Dataset records
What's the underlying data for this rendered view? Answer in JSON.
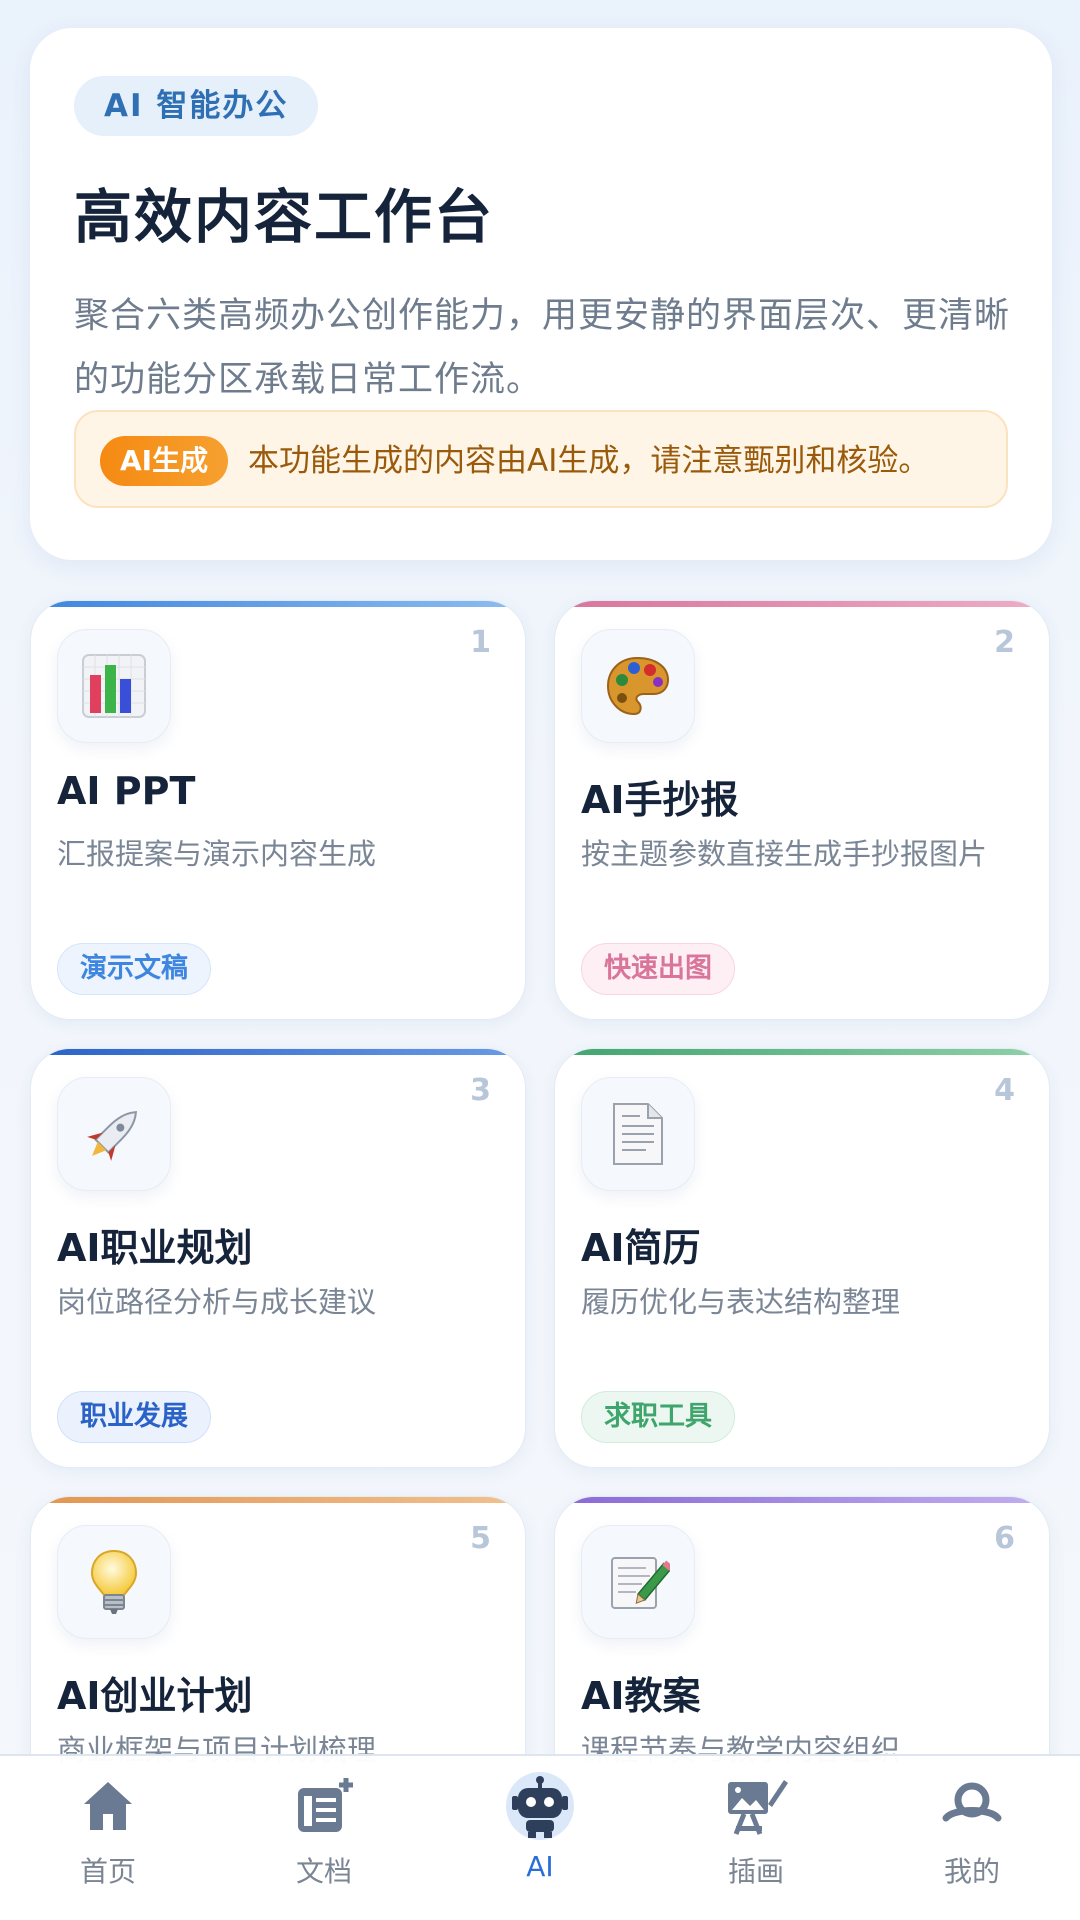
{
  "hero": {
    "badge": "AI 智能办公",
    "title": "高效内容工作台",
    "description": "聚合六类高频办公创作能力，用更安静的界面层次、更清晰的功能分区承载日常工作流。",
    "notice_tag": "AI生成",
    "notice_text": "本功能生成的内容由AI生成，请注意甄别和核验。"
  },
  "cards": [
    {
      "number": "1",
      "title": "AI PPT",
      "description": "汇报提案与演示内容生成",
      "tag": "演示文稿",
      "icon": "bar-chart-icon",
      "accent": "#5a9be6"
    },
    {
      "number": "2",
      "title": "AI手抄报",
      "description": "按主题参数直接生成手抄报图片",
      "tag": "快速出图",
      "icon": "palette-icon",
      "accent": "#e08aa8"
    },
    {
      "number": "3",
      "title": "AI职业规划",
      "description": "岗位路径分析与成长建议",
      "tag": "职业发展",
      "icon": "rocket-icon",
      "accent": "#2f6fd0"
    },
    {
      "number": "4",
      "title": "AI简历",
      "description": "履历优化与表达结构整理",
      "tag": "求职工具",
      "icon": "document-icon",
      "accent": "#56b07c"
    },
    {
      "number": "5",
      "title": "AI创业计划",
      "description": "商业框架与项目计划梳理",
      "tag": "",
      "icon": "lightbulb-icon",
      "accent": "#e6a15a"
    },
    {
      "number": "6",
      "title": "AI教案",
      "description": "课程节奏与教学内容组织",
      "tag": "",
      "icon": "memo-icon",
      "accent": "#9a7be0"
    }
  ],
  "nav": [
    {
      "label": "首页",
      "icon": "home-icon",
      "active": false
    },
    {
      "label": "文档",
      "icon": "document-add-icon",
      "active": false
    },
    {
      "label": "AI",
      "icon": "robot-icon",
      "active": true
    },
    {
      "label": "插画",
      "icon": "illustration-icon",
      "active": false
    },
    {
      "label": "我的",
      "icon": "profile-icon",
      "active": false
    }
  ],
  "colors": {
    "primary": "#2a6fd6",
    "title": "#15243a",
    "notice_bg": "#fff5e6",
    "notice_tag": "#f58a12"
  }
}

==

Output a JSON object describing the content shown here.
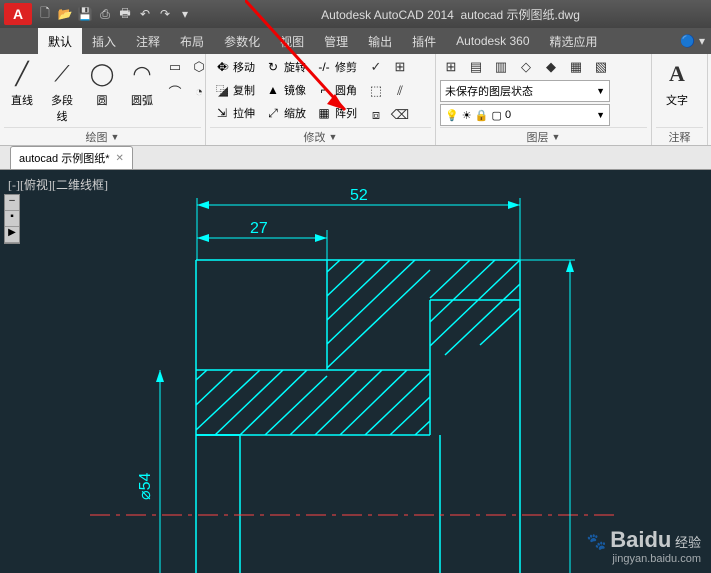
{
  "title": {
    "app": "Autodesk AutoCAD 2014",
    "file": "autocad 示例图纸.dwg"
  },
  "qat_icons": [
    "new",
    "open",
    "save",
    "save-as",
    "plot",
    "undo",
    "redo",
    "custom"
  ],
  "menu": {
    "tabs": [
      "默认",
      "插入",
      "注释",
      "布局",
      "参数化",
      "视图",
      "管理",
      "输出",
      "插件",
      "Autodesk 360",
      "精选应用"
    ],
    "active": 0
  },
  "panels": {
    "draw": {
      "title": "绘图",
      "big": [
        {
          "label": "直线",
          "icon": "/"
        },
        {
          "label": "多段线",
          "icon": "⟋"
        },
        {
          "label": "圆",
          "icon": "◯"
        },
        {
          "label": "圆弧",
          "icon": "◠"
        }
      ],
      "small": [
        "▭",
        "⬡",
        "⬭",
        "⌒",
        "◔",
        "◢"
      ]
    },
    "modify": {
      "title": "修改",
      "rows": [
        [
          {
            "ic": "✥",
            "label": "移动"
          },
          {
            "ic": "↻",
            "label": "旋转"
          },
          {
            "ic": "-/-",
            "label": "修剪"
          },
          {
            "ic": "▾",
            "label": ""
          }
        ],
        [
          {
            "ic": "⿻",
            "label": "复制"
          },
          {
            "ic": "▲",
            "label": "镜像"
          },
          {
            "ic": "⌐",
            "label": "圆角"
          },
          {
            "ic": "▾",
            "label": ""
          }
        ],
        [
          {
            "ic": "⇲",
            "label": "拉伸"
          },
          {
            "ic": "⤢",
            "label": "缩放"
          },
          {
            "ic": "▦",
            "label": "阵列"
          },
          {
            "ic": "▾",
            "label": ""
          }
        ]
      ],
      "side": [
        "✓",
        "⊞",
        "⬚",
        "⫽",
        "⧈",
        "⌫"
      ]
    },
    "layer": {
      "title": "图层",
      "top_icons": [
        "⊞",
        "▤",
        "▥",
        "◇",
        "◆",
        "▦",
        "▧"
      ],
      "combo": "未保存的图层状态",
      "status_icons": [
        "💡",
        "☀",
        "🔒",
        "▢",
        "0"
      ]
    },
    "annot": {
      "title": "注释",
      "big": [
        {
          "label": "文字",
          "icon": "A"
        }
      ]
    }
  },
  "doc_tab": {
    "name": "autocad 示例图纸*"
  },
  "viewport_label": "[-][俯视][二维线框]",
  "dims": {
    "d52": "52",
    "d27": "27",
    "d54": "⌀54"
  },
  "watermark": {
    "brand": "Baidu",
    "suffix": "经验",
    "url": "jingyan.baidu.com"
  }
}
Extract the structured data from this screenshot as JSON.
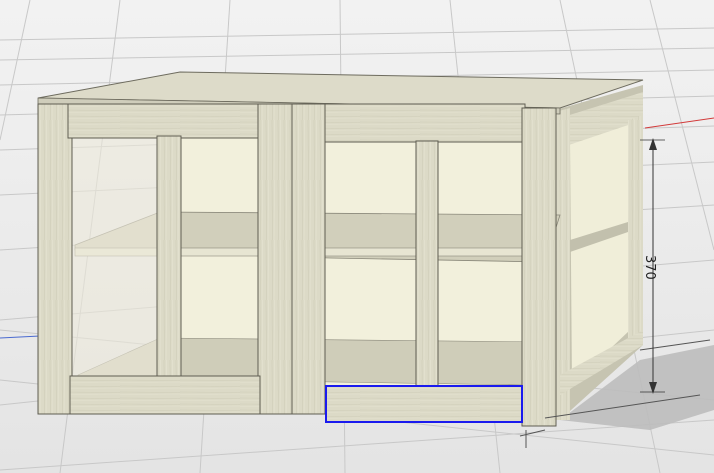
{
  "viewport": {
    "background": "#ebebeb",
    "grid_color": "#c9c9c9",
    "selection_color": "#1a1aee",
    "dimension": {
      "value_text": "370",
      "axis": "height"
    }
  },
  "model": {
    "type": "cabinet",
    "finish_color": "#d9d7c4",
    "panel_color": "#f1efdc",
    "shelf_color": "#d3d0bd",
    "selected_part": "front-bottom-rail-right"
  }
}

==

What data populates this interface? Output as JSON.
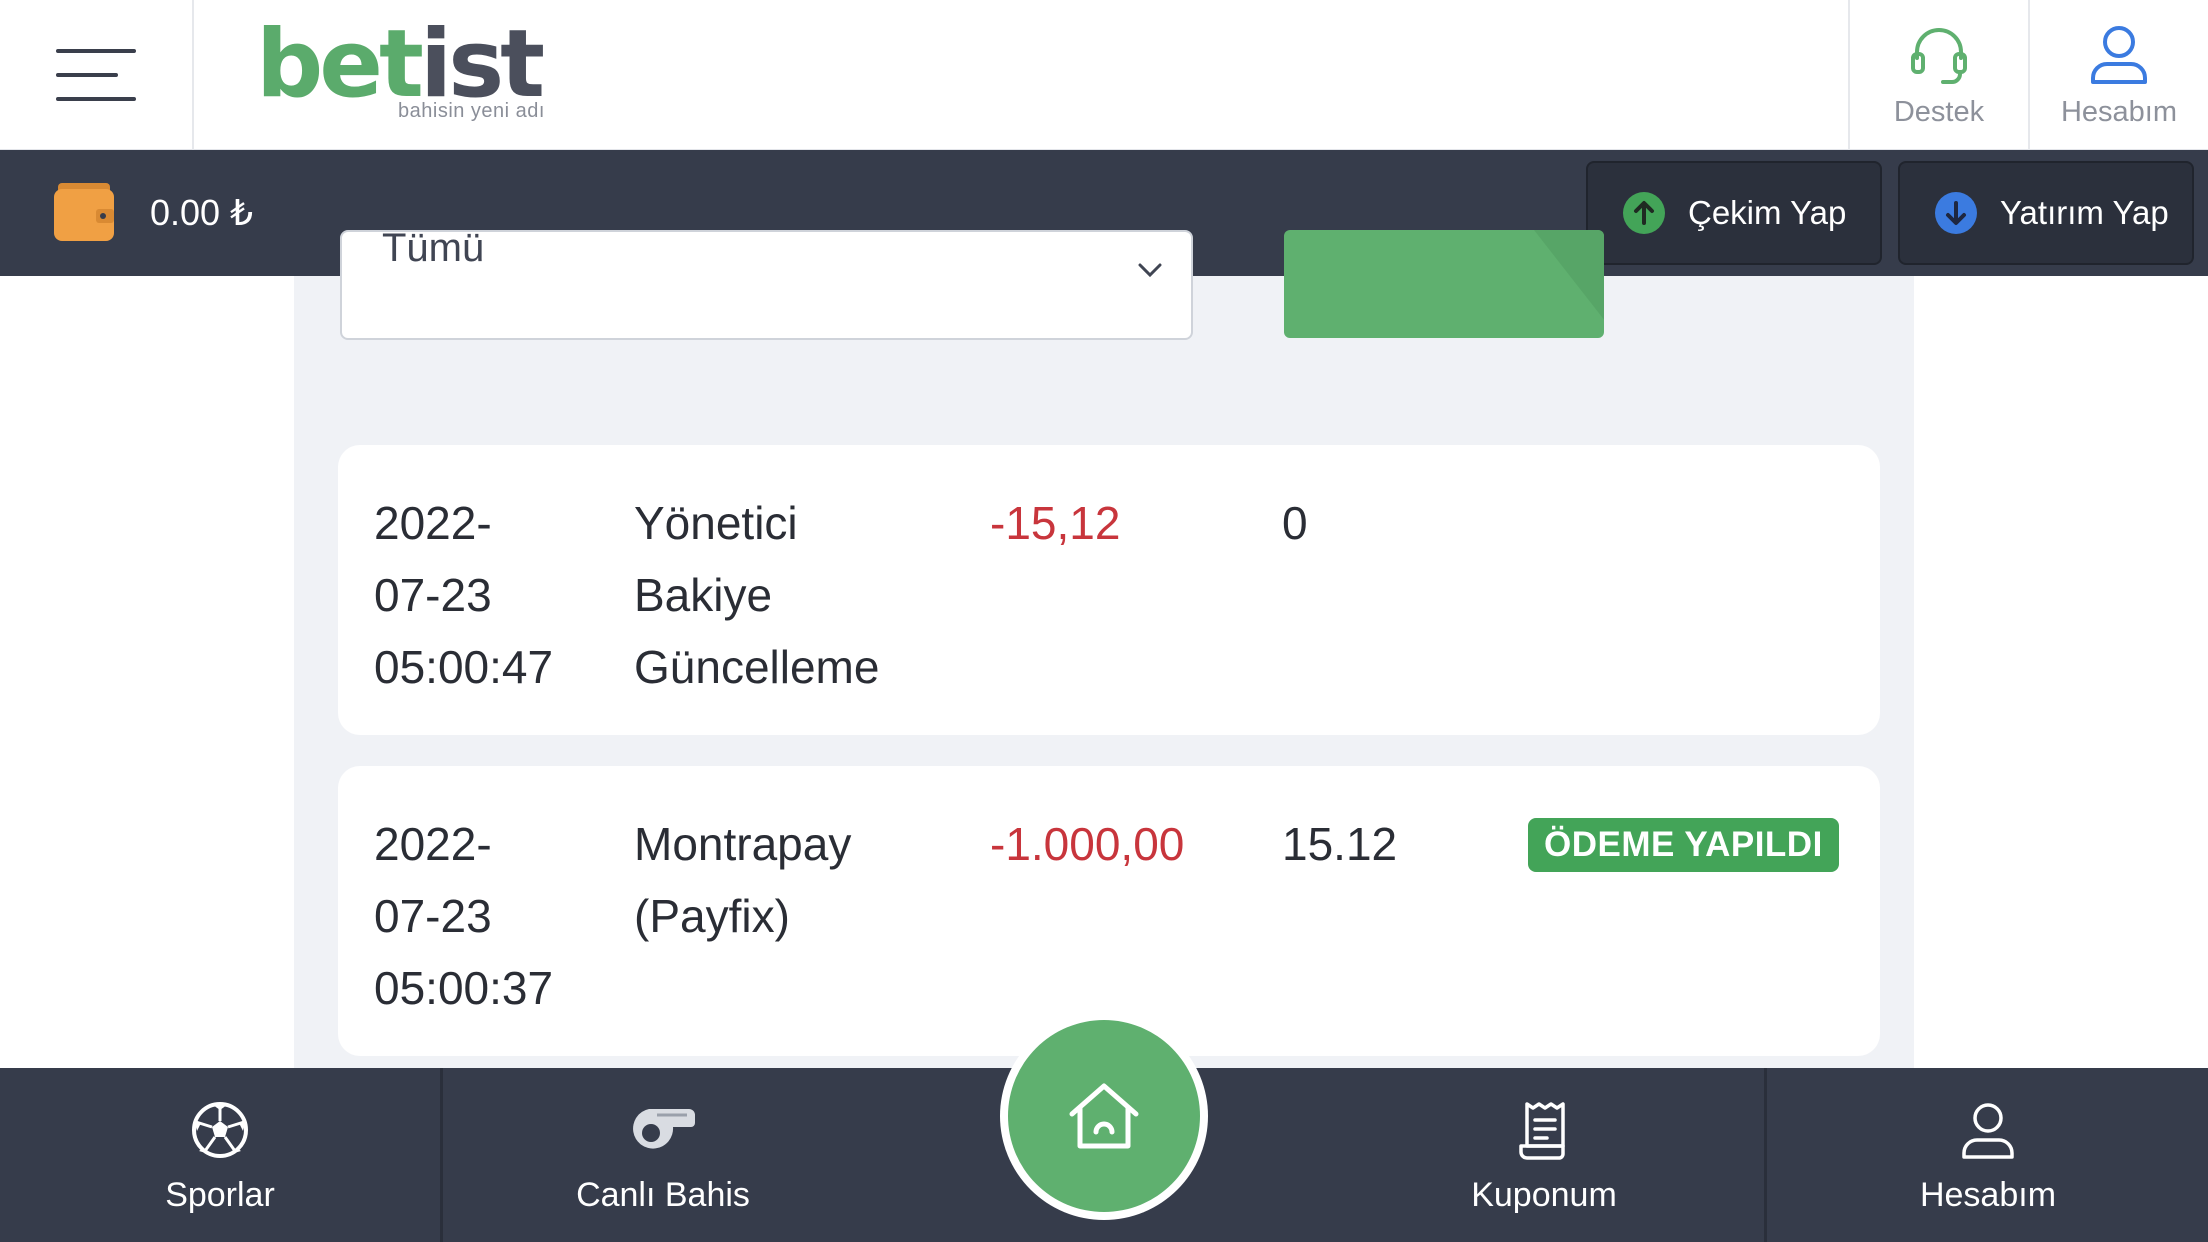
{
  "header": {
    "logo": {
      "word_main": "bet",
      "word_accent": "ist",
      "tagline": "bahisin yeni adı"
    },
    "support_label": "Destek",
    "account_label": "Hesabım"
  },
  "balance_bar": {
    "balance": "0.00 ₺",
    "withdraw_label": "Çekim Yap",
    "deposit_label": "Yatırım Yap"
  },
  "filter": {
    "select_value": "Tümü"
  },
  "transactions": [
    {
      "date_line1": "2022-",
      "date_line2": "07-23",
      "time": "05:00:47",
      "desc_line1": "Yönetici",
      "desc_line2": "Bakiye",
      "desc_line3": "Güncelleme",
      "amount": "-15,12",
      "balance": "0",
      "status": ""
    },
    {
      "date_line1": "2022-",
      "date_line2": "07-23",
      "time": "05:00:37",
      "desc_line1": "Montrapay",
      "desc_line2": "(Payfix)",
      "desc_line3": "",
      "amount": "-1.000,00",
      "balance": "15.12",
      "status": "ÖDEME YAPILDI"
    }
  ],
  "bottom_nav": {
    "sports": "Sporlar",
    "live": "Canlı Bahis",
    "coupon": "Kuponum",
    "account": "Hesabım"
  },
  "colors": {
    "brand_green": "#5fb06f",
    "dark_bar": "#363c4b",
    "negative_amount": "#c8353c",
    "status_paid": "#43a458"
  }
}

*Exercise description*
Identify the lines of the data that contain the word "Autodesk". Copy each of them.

*The completed task*
    "app": "Autodesk AutoCAD 2014",
      "Autodesk 360",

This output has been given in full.